We can see that from the massive success of some firms, like NuBank, that there is good news out there in some parts of the world. Having said that, 2023 seems to be blighted by an awful lot of bad news. A company regularly picked over by the media is the massive failure of companies like WeWorks, who have seen their valuation go from stellar to bellar in the period of months.
Source: Visual Capitalist
In FinTech, there have been a few similar instances. Maybe one of the biggest ones is Adyen, whose share price sank 40 percent the other day, wiping over $20 billion off the value of the company. I guess people realised that it was 'just' a payments company, and making money on interchange is not the future (take note PayPal et al).
Equally, I was struck by Aspiration, a company who seemed amazing but has struggled recently. In mid-2021, the company had struck a deal to go public via a special purpose acquisition company (SPAC) that would bring in more than $400 million in fresh capital and value Aspiration at $2.3 billion, creating a tidy gain for its backers who included star names from Leonardo DiCaprio to Drake, Cindy Crawford, Robert Downey Junior and Steve Ballmer.
But then internal feuds abounded, downloads plummeted and investment stalled. The future of Aspiration is now very uncertain.
In a similar fashion, at the end of last week, Mortgage FinTech Better.com launched in a flurry of misery. The share price tanked on launch or, as Fortune describes it: “suffers epic SPAC disaster as shares nose-dive over 90%”. This is a company that two years ago had planned to go public at a $7.7 billion valuation.
It is a little like other areas from cryptocurrencies to the activities of all of those special-purpose acquisition companies (SPACs). There’s hype versus reality.
It kind of reminded me of looking at the Fuxi stair ladder in China.

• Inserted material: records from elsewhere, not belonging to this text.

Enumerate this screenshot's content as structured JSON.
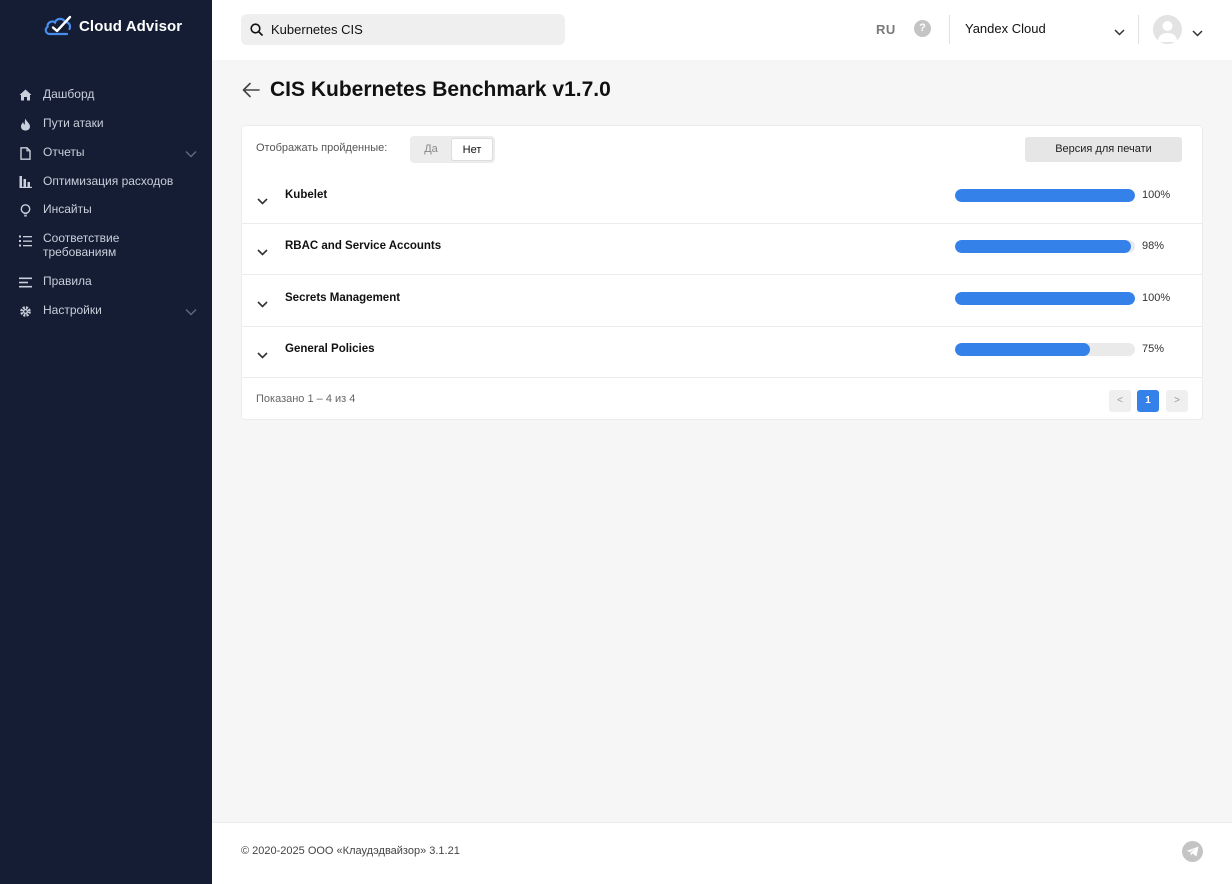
{
  "app": {
    "name": "Cloud Advisor"
  },
  "sidebar": {
    "items": [
      {
        "label": "Дашборд",
        "icon": "home-icon",
        "has_submenu": false
      },
      {
        "label": "Пути атаки",
        "icon": "flame-icon",
        "has_submenu": false
      },
      {
        "label": "Отчеты",
        "icon": "document-icon",
        "has_submenu": true
      },
      {
        "label": "Оптимизация расходов",
        "icon": "bar-chart-icon",
        "has_submenu": false
      },
      {
        "label": "Инсайты",
        "icon": "lightbulb-icon",
        "has_submenu": false
      },
      {
        "label": "Соответствие требованиям",
        "icon": "checklist-icon",
        "has_submenu": false
      },
      {
        "label": "Правила",
        "icon": "rules-icon",
        "has_submenu": false
      },
      {
        "label": "Настройки",
        "icon": "gear-icon",
        "has_submenu": true
      }
    ]
  },
  "topbar": {
    "search_value": "Kubernetes CIS",
    "language": "RU",
    "help": "?",
    "cloud": "Yandex Cloud"
  },
  "page": {
    "title": "CIS Kubernetes Benchmark v1.7.0"
  },
  "filter": {
    "label": "Отображать пройденные:",
    "yes": "Да",
    "no": "Нет",
    "selected": "Нет"
  },
  "print_button": "Версия для печати",
  "sections": [
    {
      "name": "Kubelet",
      "progress": 100,
      "progress_label": "100%"
    },
    {
      "name": "RBAC and Service Accounts",
      "progress": 98,
      "progress_label": "98%"
    },
    {
      "name": "Secrets Management",
      "progress": 100,
      "progress_label": "100%"
    },
    {
      "name": "General Policies",
      "progress": 75,
      "progress_label": "75%"
    }
  ],
  "pagination": {
    "info": "Показано 1 – 4 из 4",
    "prev": "<",
    "current": "1",
    "next": ">"
  },
  "footer": {
    "copyright": "© 2020-2025 ООО «Клаудэдвайзор» 3.1.21"
  },
  "colors": {
    "sidebar_bg": "#141d33",
    "accent": "#3481ea",
    "logo_accent": "#4a8df0"
  }
}
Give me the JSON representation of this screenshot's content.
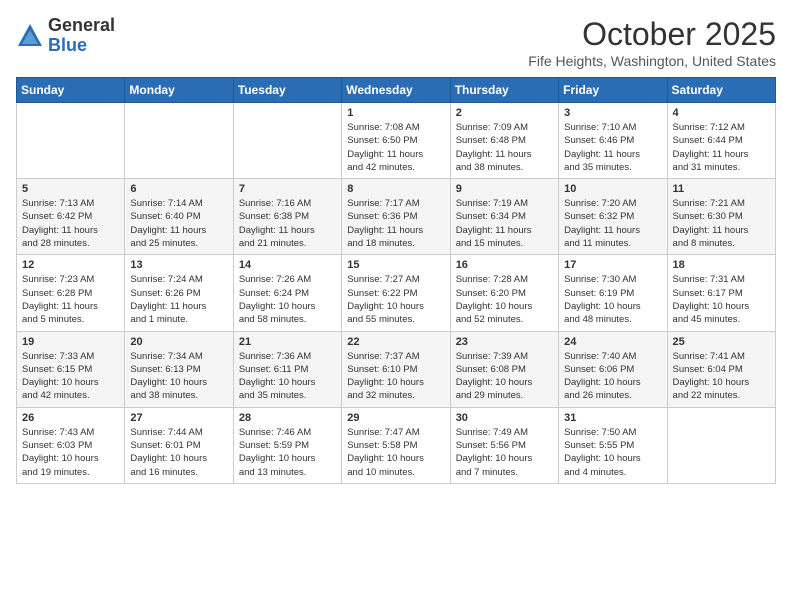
{
  "logo": {
    "general": "General",
    "blue": "Blue"
  },
  "header": {
    "title": "October 2025",
    "location": "Fife Heights, Washington, United States"
  },
  "weekdays": [
    "Sunday",
    "Monday",
    "Tuesday",
    "Wednesday",
    "Thursday",
    "Friday",
    "Saturday"
  ],
  "weeks": [
    [
      {
        "day": "",
        "detail": ""
      },
      {
        "day": "",
        "detail": ""
      },
      {
        "day": "",
        "detail": ""
      },
      {
        "day": "1",
        "detail": "Sunrise: 7:08 AM\nSunset: 6:50 PM\nDaylight: 11 hours\nand 42 minutes."
      },
      {
        "day": "2",
        "detail": "Sunrise: 7:09 AM\nSunset: 6:48 PM\nDaylight: 11 hours\nand 38 minutes."
      },
      {
        "day": "3",
        "detail": "Sunrise: 7:10 AM\nSunset: 6:46 PM\nDaylight: 11 hours\nand 35 minutes."
      },
      {
        "day": "4",
        "detail": "Sunrise: 7:12 AM\nSunset: 6:44 PM\nDaylight: 11 hours\nand 31 minutes."
      }
    ],
    [
      {
        "day": "5",
        "detail": "Sunrise: 7:13 AM\nSunset: 6:42 PM\nDaylight: 11 hours\nand 28 minutes."
      },
      {
        "day": "6",
        "detail": "Sunrise: 7:14 AM\nSunset: 6:40 PM\nDaylight: 11 hours\nand 25 minutes."
      },
      {
        "day": "7",
        "detail": "Sunrise: 7:16 AM\nSunset: 6:38 PM\nDaylight: 11 hours\nand 21 minutes."
      },
      {
        "day": "8",
        "detail": "Sunrise: 7:17 AM\nSunset: 6:36 PM\nDaylight: 11 hours\nand 18 minutes."
      },
      {
        "day": "9",
        "detail": "Sunrise: 7:19 AM\nSunset: 6:34 PM\nDaylight: 11 hours\nand 15 minutes."
      },
      {
        "day": "10",
        "detail": "Sunrise: 7:20 AM\nSunset: 6:32 PM\nDaylight: 11 hours\nand 11 minutes."
      },
      {
        "day": "11",
        "detail": "Sunrise: 7:21 AM\nSunset: 6:30 PM\nDaylight: 11 hours\nand 8 minutes."
      }
    ],
    [
      {
        "day": "12",
        "detail": "Sunrise: 7:23 AM\nSunset: 6:28 PM\nDaylight: 11 hours\nand 5 minutes."
      },
      {
        "day": "13",
        "detail": "Sunrise: 7:24 AM\nSunset: 6:26 PM\nDaylight: 11 hours\nand 1 minute."
      },
      {
        "day": "14",
        "detail": "Sunrise: 7:26 AM\nSunset: 6:24 PM\nDaylight: 10 hours\nand 58 minutes."
      },
      {
        "day": "15",
        "detail": "Sunrise: 7:27 AM\nSunset: 6:22 PM\nDaylight: 10 hours\nand 55 minutes."
      },
      {
        "day": "16",
        "detail": "Sunrise: 7:28 AM\nSunset: 6:20 PM\nDaylight: 10 hours\nand 52 minutes."
      },
      {
        "day": "17",
        "detail": "Sunrise: 7:30 AM\nSunset: 6:19 PM\nDaylight: 10 hours\nand 48 minutes."
      },
      {
        "day": "18",
        "detail": "Sunrise: 7:31 AM\nSunset: 6:17 PM\nDaylight: 10 hours\nand 45 minutes."
      }
    ],
    [
      {
        "day": "19",
        "detail": "Sunrise: 7:33 AM\nSunset: 6:15 PM\nDaylight: 10 hours\nand 42 minutes."
      },
      {
        "day": "20",
        "detail": "Sunrise: 7:34 AM\nSunset: 6:13 PM\nDaylight: 10 hours\nand 38 minutes."
      },
      {
        "day": "21",
        "detail": "Sunrise: 7:36 AM\nSunset: 6:11 PM\nDaylight: 10 hours\nand 35 minutes."
      },
      {
        "day": "22",
        "detail": "Sunrise: 7:37 AM\nSunset: 6:10 PM\nDaylight: 10 hours\nand 32 minutes."
      },
      {
        "day": "23",
        "detail": "Sunrise: 7:39 AM\nSunset: 6:08 PM\nDaylight: 10 hours\nand 29 minutes."
      },
      {
        "day": "24",
        "detail": "Sunrise: 7:40 AM\nSunset: 6:06 PM\nDaylight: 10 hours\nand 26 minutes."
      },
      {
        "day": "25",
        "detail": "Sunrise: 7:41 AM\nSunset: 6:04 PM\nDaylight: 10 hours\nand 22 minutes."
      }
    ],
    [
      {
        "day": "26",
        "detail": "Sunrise: 7:43 AM\nSunset: 6:03 PM\nDaylight: 10 hours\nand 19 minutes."
      },
      {
        "day": "27",
        "detail": "Sunrise: 7:44 AM\nSunset: 6:01 PM\nDaylight: 10 hours\nand 16 minutes."
      },
      {
        "day": "28",
        "detail": "Sunrise: 7:46 AM\nSunset: 5:59 PM\nDaylight: 10 hours\nand 13 minutes."
      },
      {
        "day": "29",
        "detail": "Sunrise: 7:47 AM\nSunset: 5:58 PM\nDaylight: 10 hours\nand 10 minutes."
      },
      {
        "day": "30",
        "detail": "Sunrise: 7:49 AM\nSunset: 5:56 PM\nDaylight: 10 hours\nand 7 minutes."
      },
      {
        "day": "31",
        "detail": "Sunrise: 7:50 AM\nSunset: 5:55 PM\nDaylight: 10 hours\nand 4 minutes."
      },
      {
        "day": "",
        "detail": ""
      }
    ]
  ]
}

Here is the typical view of this bridge:
It looks epically scary, frightening and amazing. Who would walk up a thing like that? Well, the reality is a little different.

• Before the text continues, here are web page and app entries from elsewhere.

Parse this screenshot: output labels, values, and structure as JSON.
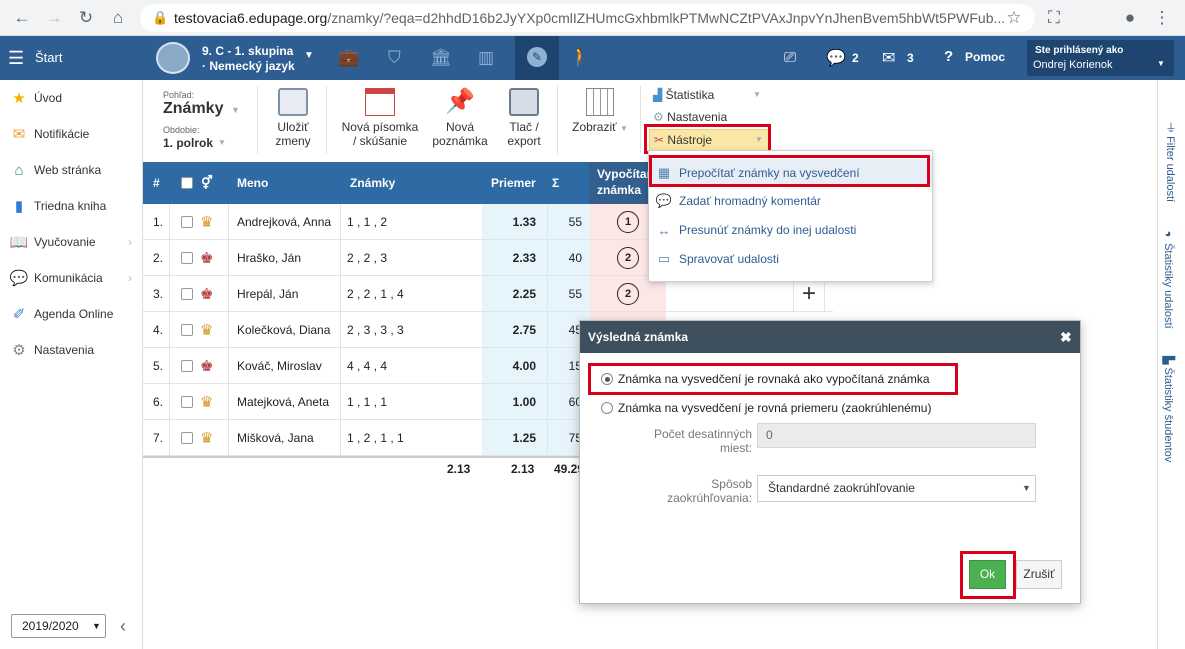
{
  "browser": {
    "url_host": "testovacia6.edupage.org",
    "url_path": "/znamky/?eqa=d2hhdD16b2JyYXp0cmlIZHUmcGxhbmlkPTMwNCZtPVAxJnpvYnJhenBvem5hbWt5PWFub..."
  },
  "topbar": {
    "start_label": "Štart",
    "class_line1": "9. C - 1. skupina",
    "class_line2": "· Nemecký jazyk",
    "chat_count": "2",
    "mail_count": "3",
    "help_label": "Pomoc",
    "logged_label": "Ste prihlásený ako",
    "user_name": "Ondrej Korienok"
  },
  "sidebar": {
    "items": [
      {
        "label": "Úvod",
        "icon": "star-icon"
      },
      {
        "label": "Notifikácie",
        "icon": "envelope-icon"
      },
      {
        "label": "Web stránka",
        "icon": "home-icon"
      },
      {
        "label": "Triedna kniha",
        "icon": "book-icon"
      },
      {
        "label": "Vyučovanie",
        "icon": "open-book-icon"
      },
      {
        "label": "Komunikácia",
        "icon": "chat-icon"
      },
      {
        "label": "Agenda Online",
        "icon": "pen-icon"
      },
      {
        "label": "Nastavenia",
        "icon": "gear-icon"
      }
    ],
    "year": "2019/2020"
  },
  "toolbar": {
    "view_caption": "Pohľad:",
    "view_value": "Známky",
    "period_caption": "Obdobie:",
    "period_value": "1. polrok",
    "save_l1": "Uložiť",
    "save_l2": "zmeny",
    "new_test_l1": "Nová písomka",
    "new_test_l2": "/ skúšanie",
    "new_note_l1": "Nová",
    "new_note_l2": "poznámka",
    "print_l1": "Tlač /",
    "print_l2": "export",
    "show_label": "Zobraziť",
    "stats_label": "Štatistika",
    "settings_label": "Nastavenia",
    "tools_label": "Nástroje"
  },
  "table": {
    "headers": {
      "num": "#",
      "name": "Meno",
      "grades": "Známky",
      "avg": "Priemer",
      "sum": "Σ",
      "calc_l1": "Vypočítan",
      "calc_l2": "známka"
    },
    "rows": [
      {
        "n": "1.",
        "name": "Andrejková, Anna",
        "grades": "1 ,  1 ,  2",
        "avg": "1.33",
        "sum": "55",
        "calc": "1",
        "gender": "female"
      },
      {
        "n": "2.",
        "name": "Hraško, Ján",
        "grades": "2 ,  2 ,  3",
        "avg": "2.33",
        "sum": "40",
        "calc": "2",
        "gender": "male"
      },
      {
        "n": "3.",
        "name": "Hrepál, Ján",
        "grades": "2 ,  2 ,  1 ,  4",
        "avg": "2.25",
        "sum": "55",
        "calc": "2",
        "gender": "male"
      },
      {
        "n": "4.",
        "name": "Kolečková, Diana",
        "grades": "2 ,  3 ,  3 ,  3",
        "avg": "2.75",
        "sum": "45",
        "calc": "",
        "gender": "female"
      },
      {
        "n": "5.",
        "name": "Kováč, Miroslav",
        "grades": "4 ,  4 ,  4",
        "avg": "4.00",
        "sum": "15",
        "calc": "",
        "gender": "male"
      },
      {
        "n": "6.",
        "name": "Matejková, Aneta",
        "grades": "1 ,  1 ,  1",
        "avg": "1.00",
        "sum": "60",
        "calc": "",
        "gender": "female"
      },
      {
        "n": "7.",
        "name": "Mišková, Jana",
        "grades": "1 ,  2 ,  1 ,  1",
        "avg": "1.25",
        "sum": "75",
        "calc": "",
        "gender": "female"
      }
    ],
    "footer": {
      "total_a": "2.13",
      "total_b": "2.13",
      "total_c": "49.29"
    }
  },
  "menu": {
    "items": [
      {
        "label": "Prepočítať známky na vysvedčení",
        "icon": "calculator-icon"
      },
      {
        "label": "Zadať hromadný komentár",
        "icon": "comment-icon"
      },
      {
        "label": "Presunúť známky do inej udalosti",
        "icon": "move-arrows-icon"
      },
      {
        "label": "Spravovať udalosti",
        "icon": "calendar-icon"
      }
    ]
  },
  "dialog": {
    "title": "Výsledná známka",
    "option1": "Známka na vysvedčení je rovnaká ako vypočítaná známka",
    "option2": "Známka na vysvedčení je rovná priemeru (zaokrúhlenému)",
    "decimals_l1": "Počet desatinných",
    "decimals_l2": "miest:",
    "decimals_value": "0",
    "rounding_l1": "Spôsob",
    "rounding_l2": "zaokrúhľovania:",
    "rounding_value": "Štandardné zaokrúhľovanie",
    "ok_label": "Ok",
    "cancel_label": "Zrušiť"
  },
  "rail": {
    "filter": "Filter udalostí",
    "event_stats": "Štatistiky udalostí",
    "student_stats": "Štatistiky študentov"
  },
  "colors": {
    "topbar": "#2e5d92",
    "header": "#2e6aa3",
    "highlight": "#d9001b",
    "ok": "#4caf50"
  }
}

(Photo by Liu Peng/China News Service via Getty Images)
It may still be scary, but nothing like the original. So, what’s the solution? Well, it starts with reality versus fantasy. The fantasy is a company growing fantasmagorically. For example, Aspiration grew from roughly 1.5 million customers in early 2020 to five million “purpose-driven members” in the summer of 2021. But those user numbers weren’t quite what they appeared to be. Like other tech startups eager to tout growth above all, Aspiration was referring to the total number of registered emails it had, regardless of whether the customers ever used the product. As of June 2021, it had just 592,148 funded accounts.
Meanwhile, the startup spent extravagantly on marketing to hit aggressive growth targets. In its pitch to go public, Aspiration planned to spend $149 million on marketing in 2021, even though it expected to take in just $98 million in revenue. All this in the position of laying off large tranches of staff.

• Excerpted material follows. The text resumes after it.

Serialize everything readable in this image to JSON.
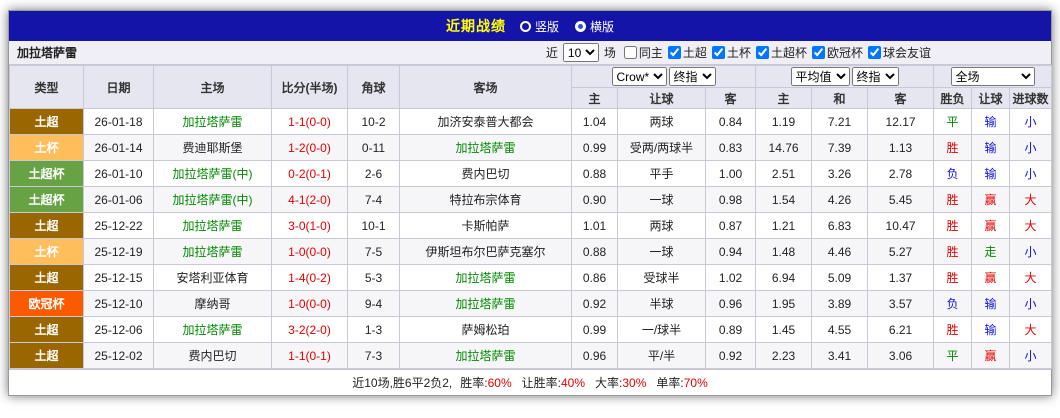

Tough times indeed but, with all start-ups from Aspiration to Better, the question is fantasy versus reality.
Chris M Skinner
Chris Skinner is best known as an independent commentator on the financial markets through his blog, TheFinanser.com, as author of the bestselling book Digital Bank, and Chair of the European networking forum the Financial Services Club. He has been voted one of the most influential people in banking by The Financial Brand (as well as one of the best blogs), a FinTech Titan (Next Bank), one of the Fintech Leaders you need to follow (City AM, Deluxe and Jax Finance), as well as one of the Top 40 most influential people in financial technology by the Wall Street Journal's Financial News. To learn more click here...